◆ **What you are asked to do**
Retype the whole listing below exactly, keeping every picture out of it.

==== Material supplied

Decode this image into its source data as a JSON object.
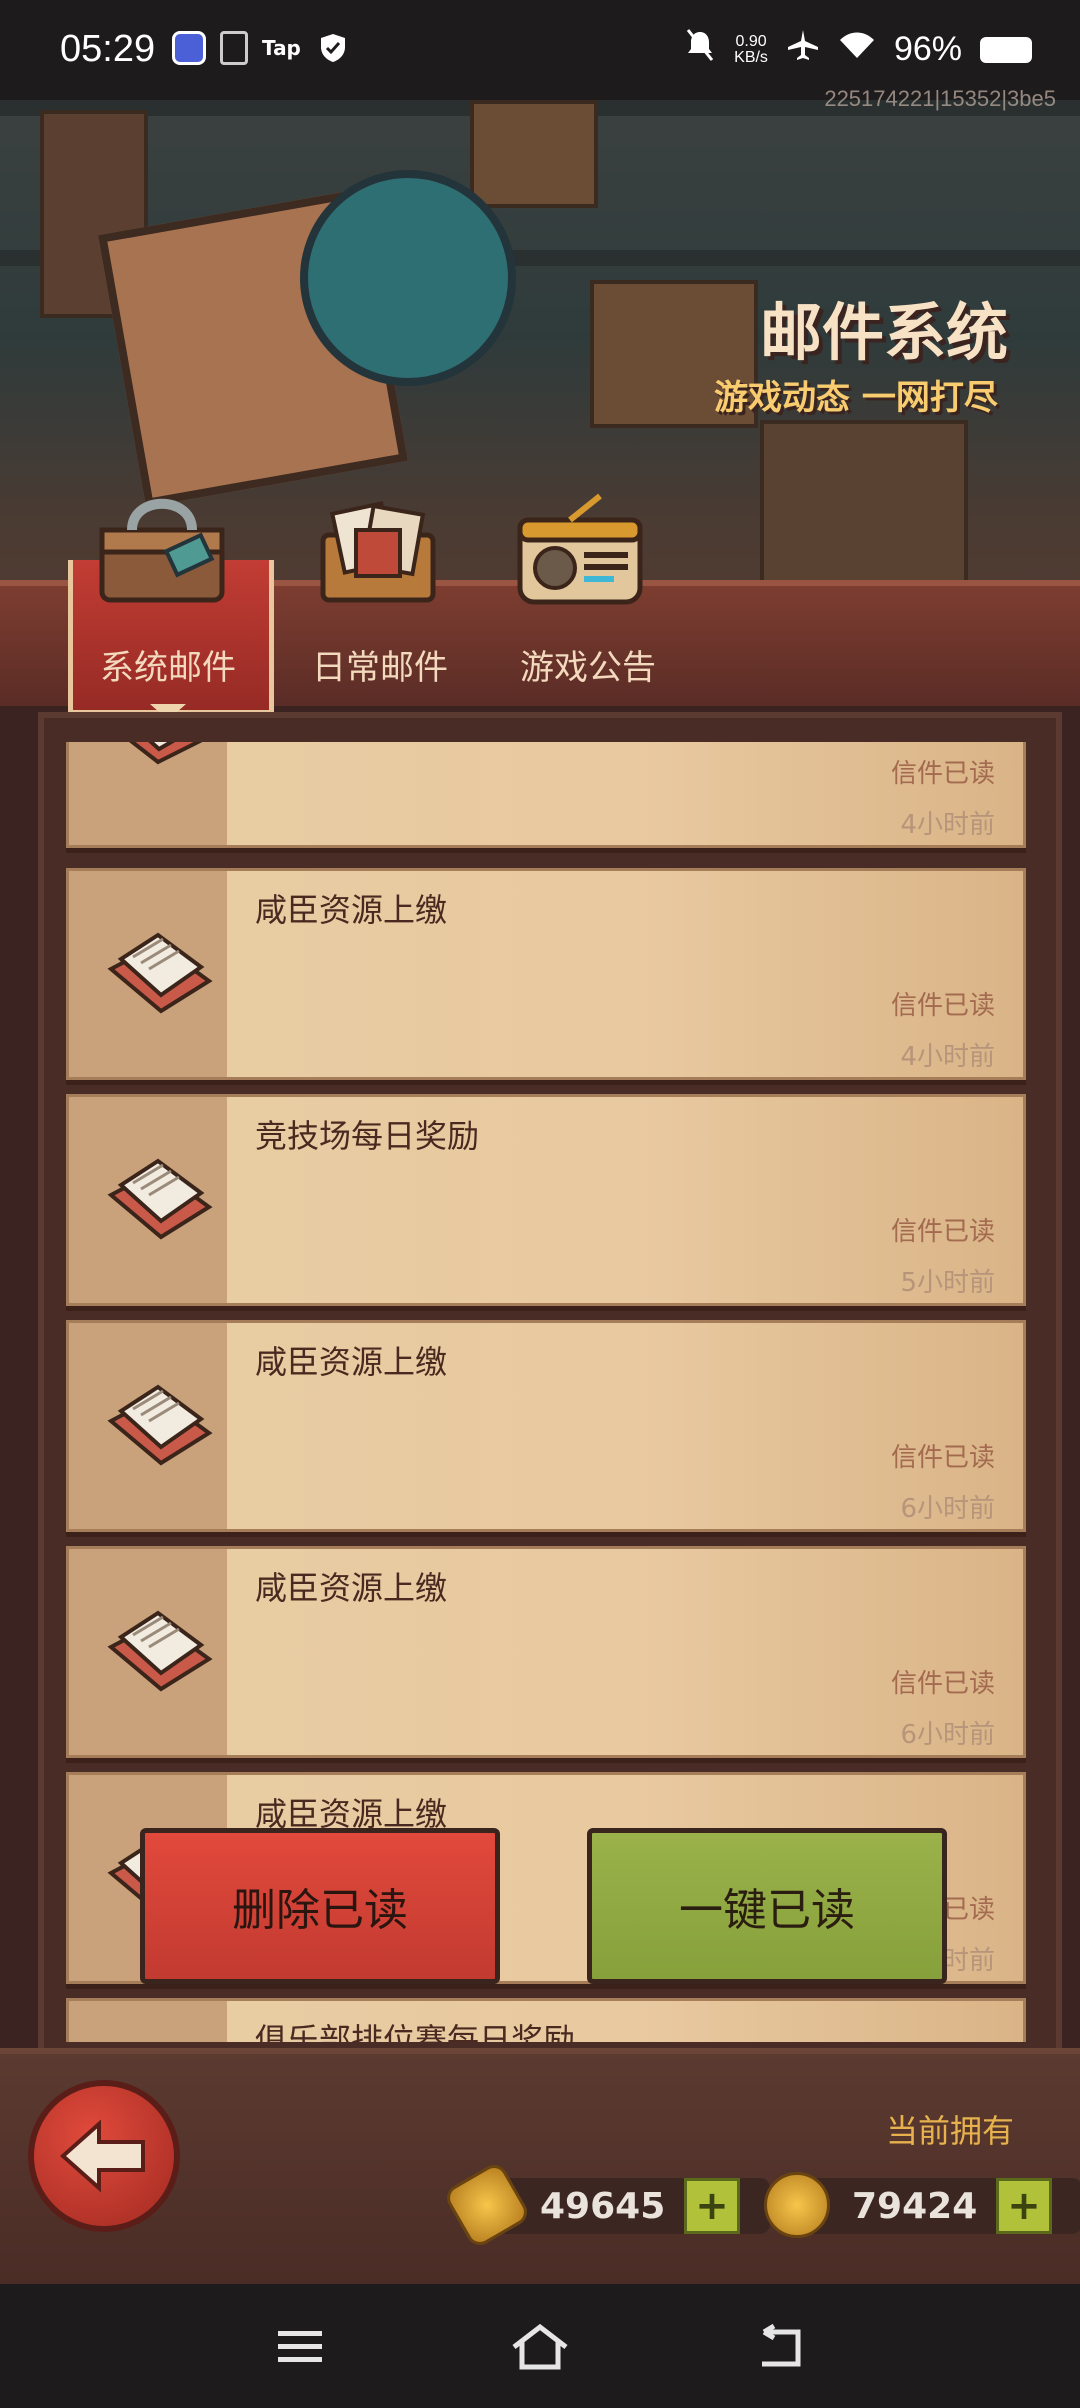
{
  "status_bar": {
    "time": "05:29",
    "net_speed_value": "0.90",
    "net_speed_unit": "KB/s",
    "battery": "96%",
    "left_icons": [
      "app-icon",
      "document-icon",
      "taptap-icon",
      "shield-check-icon"
    ],
    "taptap_label": "Tap",
    "right_icons": [
      "mute-bell-icon",
      "airplane-icon",
      "wifi-icon",
      "battery-icon"
    ]
  },
  "build_id": "225174221|15352|3be5",
  "banner": {
    "title": "邮件系统",
    "subtitle": "游戏动态 一网打尽"
  },
  "tabs": [
    {
      "label": "系统邮件",
      "active": true,
      "icon": "treasure-chest-icon"
    },
    {
      "label": "日常邮件",
      "active": false,
      "icon": "letters-box-icon"
    },
    {
      "label": "游戏公告",
      "active": false,
      "icon": "radio-icon"
    }
  ],
  "mails": [
    {
      "subject": "",
      "status": "信件已读",
      "time": "4小时前"
    },
    {
      "subject": "咸臣资源上缴",
      "status": "信件已读",
      "time": "4小时前"
    },
    {
      "subject": "竞技场每日奖励",
      "status": "信件已读",
      "time": "5小时前"
    },
    {
      "subject": "咸臣资源上缴",
      "status": "信件已读",
      "time": "6小时前"
    },
    {
      "subject": "咸臣资源上缴",
      "status": "信件已读",
      "time": "6小时前"
    },
    {
      "subject": "咸臣资源上缴",
      "status": "信件已读",
      "time": "时前"
    },
    {
      "subject": "俱乐部排位赛每日奖励",
      "status": "",
      "time": ""
    }
  ],
  "actions": {
    "delete_read": "删除已读",
    "mark_all_read": "一键已读"
  },
  "bottom": {
    "currency_label": "当前拥有",
    "gold_bar_amount": "49645",
    "coin_amount": "79424",
    "back_icon": "back-arrow-icon"
  },
  "navbar": {
    "icons": [
      "menu-icon",
      "home-icon",
      "back-icon"
    ]
  }
}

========

◆ **Output below**
Decode this image into its source data as a JSON object.
{
  "status_bar": {
    "time": "05:29",
    "net_speed_value": "0.90",
    "net_speed_unit": "KB/s",
    "battery": "96%",
    "left_icons": [
      "app-icon",
      "document-icon",
      "taptap-icon",
      "shield-check-icon"
    ],
    "taptap_label": "Tap",
    "right_icons": [
      "mute-bell-icon",
      "airplane-icon",
      "wifi-icon",
      "battery-icon"
    ]
  },
  "build_id": "225174221|15352|3be5",
  "banner": {
    "title": "邮件系统",
    "subtitle": "游戏动态 一网打尽"
  },
  "tabs": [
    {
      "label": "系统邮件",
      "active": true,
      "icon": "treasure-chest-icon"
    },
    {
      "label": "日常邮件",
      "active": false,
      "icon": "letters-box-icon"
    },
    {
      "label": "游戏公告",
      "active": false,
      "icon": "radio-icon"
    }
  ],
  "mails": [
    {
      "subject": "",
      "status": "信件已读",
      "time": "4小时前"
    },
    {
      "subject": "咸臣资源上缴",
      "status": "信件已读",
      "time": "4小时前"
    },
    {
      "subject": "竞技场每日奖励",
      "status": "信件已读",
      "time": "5小时前"
    },
    {
      "subject": "咸臣资源上缴",
      "status": "信件已读",
      "time": "6小时前"
    },
    {
      "subject": "咸臣资源上缴",
      "status": "信件已读",
      "time": "6小时前"
    },
    {
      "subject": "咸臣资源上缴",
      "status": "信件已读",
      "time": "时前"
    },
    {
      "subject": "俱乐部排位赛每日奖励",
      "status": "",
      "time": ""
    }
  ],
  "actions": {
    "delete_read": "删除已读",
    "mark_all_read": "一键已读"
  },
  "bottom": {
    "currency_label": "当前拥有",
    "gold_bar_amount": "49645",
    "coin_amount": "79424",
    "back_icon": "back-arrow-icon"
  },
  "navbar": {
    "icons": [
      "menu-icon",
      "home-icon",
      "back-icon"
    ]
  }
}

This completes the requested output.